Much of this analysis focused on methodology of United Way’s ALICE report, and there’s reason enough to doubt the veracity of its claims based on the limits of that methodology. But stepping back and viewing these claims from a broader perspective also highlights why they are likely exaggerated.
For instance, if the ALICE household survival budget is accurate, 29% of Michiganders live above the poverty line but are barely able to feed, house and care for themselves and their families. If that’s true, than what does that say about the hundreds of thousands of households living below the poverty line in Michigan? If the ALICE report is correct and following its logic, these households are nowhere near able to afford the basic necessities of life and widespread misery, starvation and death would be common among these households. While there’s no doubt that households with low incomes often struggle financially, it is not the case that most of them are starving to death.
That said, this critique is not meant to downplay the financial struggles many Michigan families and individuals face. These are real and we don’t deny them. But if policymakers, communities and individuals are going to address these issues, we should attempt to accurately measure what the actual needs are.
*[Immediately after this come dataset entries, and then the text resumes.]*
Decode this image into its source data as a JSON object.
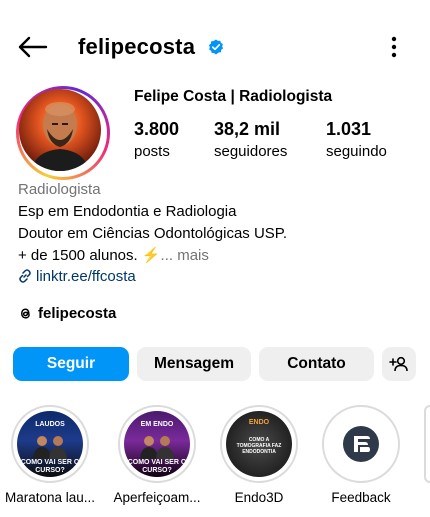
{
  "header": {
    "username": "felipecosta",
    "back_icon": "arrow-left-icon",
    "verified_icon": "verified-badge-icon",
    "more_icon": "more-vertical-icon"
  },
  "profile": {
    "full_name": "Felipe Costa | Radiologista",
    "stats": [
      {
        "value": "3.800",
        "label": "posts"
      },
      {
        "value": "38,2 mil",
        "label": "seguidores"
      },
      {
        "value": "1.031",
        "label": "seguindo"
      }
    ],
    "category": "Radiologista",
    "bio_line1": "Esp em Endodontia e Radiologia",
    "bio_line2": "Doutor em Ciências Odontológicas USP.",
    "bio_line3_prefix": "+ de 1500 alunos. ",
    "bio_line3_emoji": "⚡",
    "bio_line3_more": "... mais",
    "link": "linktr.ee/ffcosta",
    "threads_handle": "felipecosta"
  },
  "buttons": {
    "follow": "Seguir",
    "message": "Mensagem",
    "contact": "Contato",
    "add_user_icon": "add-user-icon"
  },
  "highlights": [
    {
      "label": "Maratona lau...",
      "cover_top": "LAUDOS",
      "cover_bottom": "COMO VAI SER O CURSO?"
    },
    {
      "label": "Aperfeiçoam...",
      "cover_top": "EM ENDO",
      "cover_bottom": "COMO VAI SER O CURSO?"
    },
    {
      "label": "Endo3D",
      "cover_top": "ENDO",
      "cover_bottom": "COMO A TOMOGRAFIA FAZ ENDODONTIA"
    },
    {
      "label": "Feedback",
      "cover_top": "",
      "cover_bottom": ""
    }
  ],
  "colors": {
    "accent": "#0095f6",
    "link": "#00376b",
    "secondary_text": "#737373",
    "button_bg": "#efefef"
  }
}
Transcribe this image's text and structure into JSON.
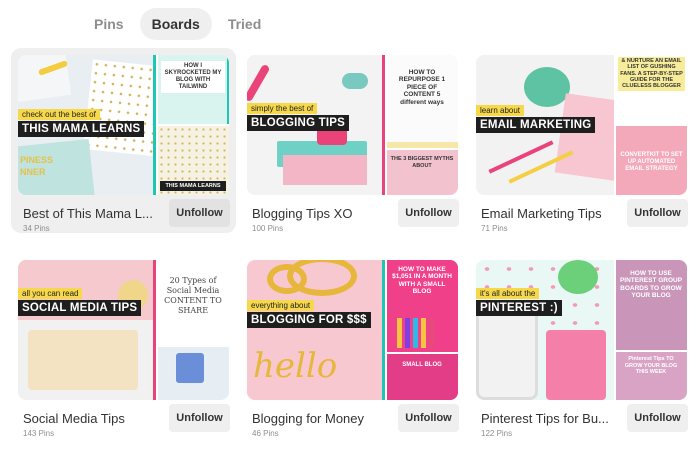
{
  "tabs": [
    {
      "label": "Pins",
      "active": false
    },
    {
      "label": "Boards",
      "active": true
    },
    {
      "label": "Tried",
      "active": false
    }
  ],
  "unfollow_label": "Unfollow",
  "boards": [
    {
      "title": "Best of This Mama L...",
      "count": "34 Pins",
      "cover_small": "check out the best of",
      "cover_big": "THIS MAMA LEARNS",
      "side_top": "HOW I SKYROCKETED MY BLOG WITH TAILWIND",
      "side_bottom": "THIS MAMA LEARNS",
      "cover_extra": "PINESS NNER"
    },
    {
      "title": "Blogging Tips XO",
      "count": "100 Pins",
      "cover_small": "simply the best of",
      "cover_big": "BLOGGING TIPS",
      "side_top": "HOW TO REPURPOSE 1 PIECE OF CONTENT 5 different ways",
      "side_bottom": "THE 3 BIGGEST MYTHS ABOUT"
    },
    {
      "title": "Email Marketing Tips",
      "count": "71 Pins",
      "cover_small": "learn about",
      "cover_big": "EMAIL MARKETING",
      "side_top": "& NURTURE AN EMAIL LIST OF GUSHING FANS. A STEP-BY-STEP GUIDE FOR THE CLUELESS BLOGGER",
      "side_bottom": "CONVERTKIT TO SET UP AUTOMATED EMAIL STRATEGY"
    },
    {
      "title": "Social Media Tips",
      "count": "143 Pins",
      "cover_small": "all you can read",
      "cover_big": "SOCIAL MEDIA TIPS",
      "side_top": "20 Types of Social Media CONTENT TO SHARE",
      "side_bottom": ""
    },
    {
      "title": "Blogging for Money",
      "count": "46 Pins",
      "cover_small": "everything about",
      "cover_big": "BLOGGING FOR $$$",
      "side_top": "HOW TO MAKE $1,051 IN A MONTH WITH A SMALL BLOG",
      "side_bottom": "SMALL BLOG",
      "cover_extra": "hello"
    },
    {
      "title": "Pinterest Tips for Bu...",
      "count": "122 Pins",
      "cover_small": "it's all about the",
      "cover_big": "PINTEREST :)",
      "side_top": "HOW TO USE PINTEREST GROUP BOARDS TO GROW YOUR BLOG",
      "side_bottom": "Pinterest Tips TO GROW YOUR BLOG THIS WEEK"
    }
  ],
  "colors": {
    "tab_active_bg": "#efefef",
    "button_bg": "#efefef",
    "teal": "#1ec6b6",
    "pink": "#e8447a",
    "yellow": "#f7d84b"
  }
}
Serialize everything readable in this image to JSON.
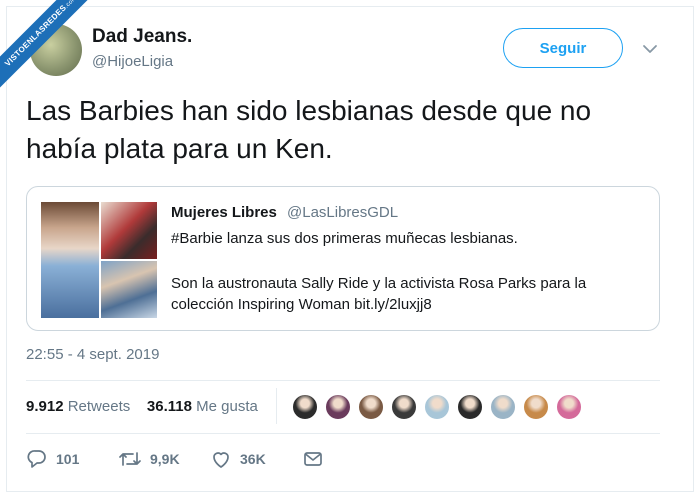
{
  "watermark": {
    "text": "VISTOENLASREDES",
    "sub": ".com"
  },
  "author": {
    "name": "Dad Jeans.",
    "handle": "@HijoeLigia"
  },
  "follow_label": "Seguir",
  "tweet": {
    "line1": "Las Barbies han sido lesbianas desde que no",
    "line2": "había plata para un Ken."
  },
  "quote": {
    "name": "Mujeres Libres",
    "handle": "@LasLibresGDL",
    "line1": "#Barbie lanza sus dos primeras muñecas lesbianas.",
    "line2": "Son la austronauta Sally Ride y la activista Rosa Parks para la",
    "line3": "colección Inspiring Woman bit.ly/2luxjj8"
  },
  "timestamp": "22:55 - 4 sept. 2019",
  "stats": {
    "retweets_count": "9.912",
    "retweets_label": "Retweets",
    "likes_count": "36.118",
    "likes_label": "Me gusta"
  },
  "likers": [
    "#2b2b2b",
    "#6a3b5c",
    "#7a5a44",
    "#3a3a3a",
    "#a8c6d8",
    "#2a2a2a",
    "#9ab4c6",
    "#c78a4a",
    "#d46a9a"
  ],
  "actions": {
    "replies": "101",
    "retweets": "9,9K",
    "likes": "36K"
  },
  "colors": {
    "accent": "#1da1f2",
    "muted": "#657786",
    "text": "#14171a",
    "border": "#e6ecf0"
  },
  "icons": [
    "chevron-down-icon",
    "reply-icon",
    "retweet-icon",
    "heart-icon",
    "message-icon"
  ]
}
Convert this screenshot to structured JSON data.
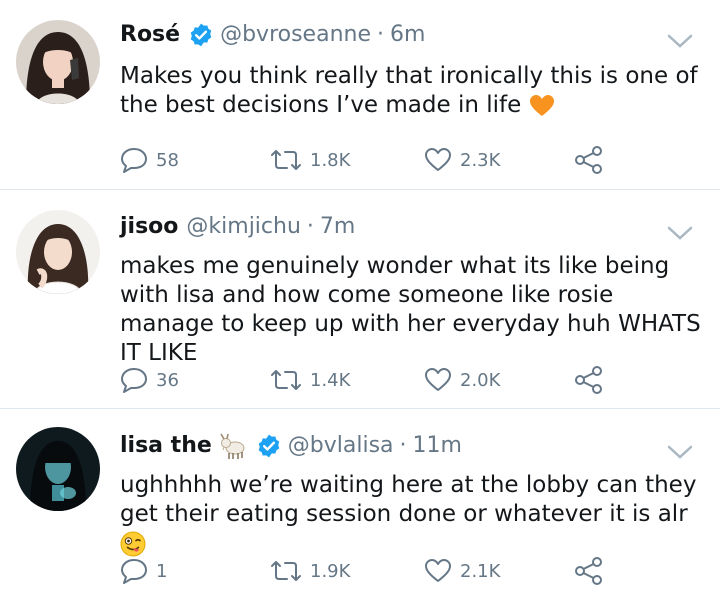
{
  "tweets": [
    {
      "name": "Rosé",
      "verified": true,
      "handle": "@bvroseanne",
      "separator": "·",
      "time": "6m",
      "text": "Makes you think really that ironically this is one of the best decisions I’ve made in life",
      "emoji": "orange-heart",
      "replies": "58",
      "retweets": "1.8K",
      "likes": "2.3K"
    },
    {
      "name": "jisoo",
      "verified": false,
      "handle": "@kimjichu",
      "separator": "·",
      "time": "7m",
      "text": "makes me genuinely wonder what its like being with lisa and how come someone like rosie manage to keep up with her everyday huh WHATS IT LIKE",
      "replies": "36",
      "retweets": "1.4K",
      "likes": "2.0K"
    },
    {
      "name": "lisa the",
      "name_emoji": "goat-icon",
      "verified": true,
      "handle": "@bvlalisa",
      "separator": "·",
      "time": "11m",
      "text": "ughhhhh we’re waiting here at the lobby can they get their eating session done or whatever it is alr",
      "emoji": "winking-tongue-face",
      "replies": "1",
      "retweets": "1.9K",
      "likes": "2.1K"
    }
  ],
  "colors": {
    "verified": "#1da1f2",
    "text": "#14171a",
    "muted": "#657786",
    "divider": "#e1e8ed"
  }
}
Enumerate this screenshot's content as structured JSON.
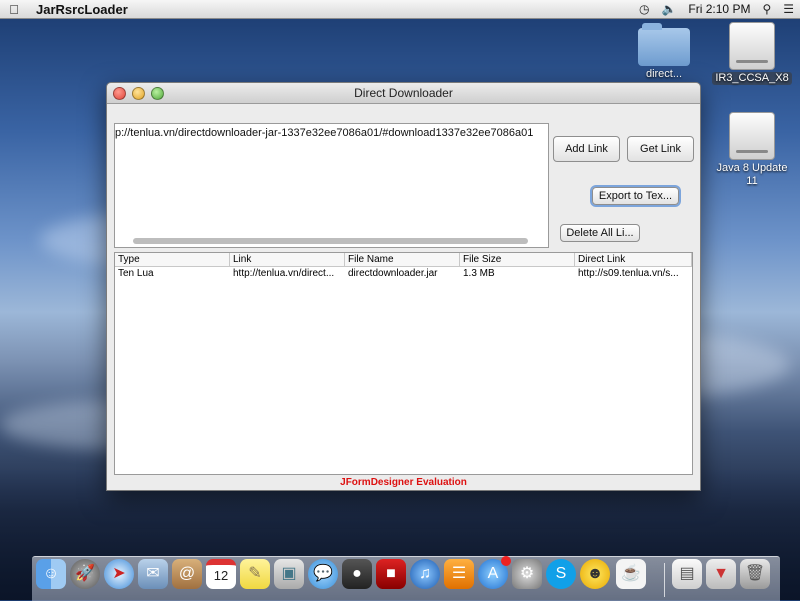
{
  "menubar": {
    "apple_icon": "apple-icon",
    "app_name": "JarRsrcLoader",
    "status_icons": [
      "time-machine-icon",
      "volume-icon",
      "search-icon",
      "list-icon"
    ],
    "clock": "Fri 2:10 PM"
  },
  "desktop": {
    "folder_label": "direct...",
    "drive1_label": "IR3_CCSA_X8",
    "drive2_label": "Java 8 Update 11"
  },
  "window": {
    "title": "Direct Downloader",
    "link_text": "p://tenlua.vn/directdownloader-jar-1337e32ee7086a01/#download1337e32ee7086a01",
    "buttons": {
      "add_link": "Add Link",
      "get_link": "Get Link",
      "export": "Export to Tex...",
      "delete_all": "Delete All Li..."
    },
    "table": {
      "columns": [
        "Type",
        "Link",
        "File Name",
        "File Size",
        "Direct Link"
      ],
      "rows": [
        [
          "Ten Lua",
          "http://tenlua.vn/direct...",
          "directdownloader.jar",
          "1.3 MB",
          "http://s09.tenlua.vn/s..."
        ]
      ]
    },
    "footer": "JFormDesigner Evaluation"
  },
  "dock": {
    "items": [
      "finder-icon",
      "launchpad-icon",
      "safari-icon",
      "mail-icon",
      "contacts-icon",
      "calendar-icon",
      "notes-icon",
      "preview-icon",
      "messages-icon",
      "facetime-icon",
      "photobooth-icon",
      "itunes-icon",
      "ibooks-icon",
      "appstore-icon",
      "system-preferences-icon",
      "skype-icon",
      "adium-icon",
      "java-icon",
      "documents-icon",
      "downloads-icon",
      "trash-icon"
    ],
    "calendar_day": "12"
  }
}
The ALICE report, while claiming to do so, fails on this account.
It may seem harmless to exaggerate the level of poverty in a state. After all, it could be argued it brings more attention to a serious concern. But complicated problems like poverty require precise and targeted treatments. With its miscalculated methodology, misconstrued assumptions and mischaracterized findings, the ALICE report does not help identify the populations in Michigan that are struggling financially and what policymakers might be able to do to alleviate the problem. In fact, it takes the focus off of those who truly need help, an unfortunate consequence of a poorly designed study.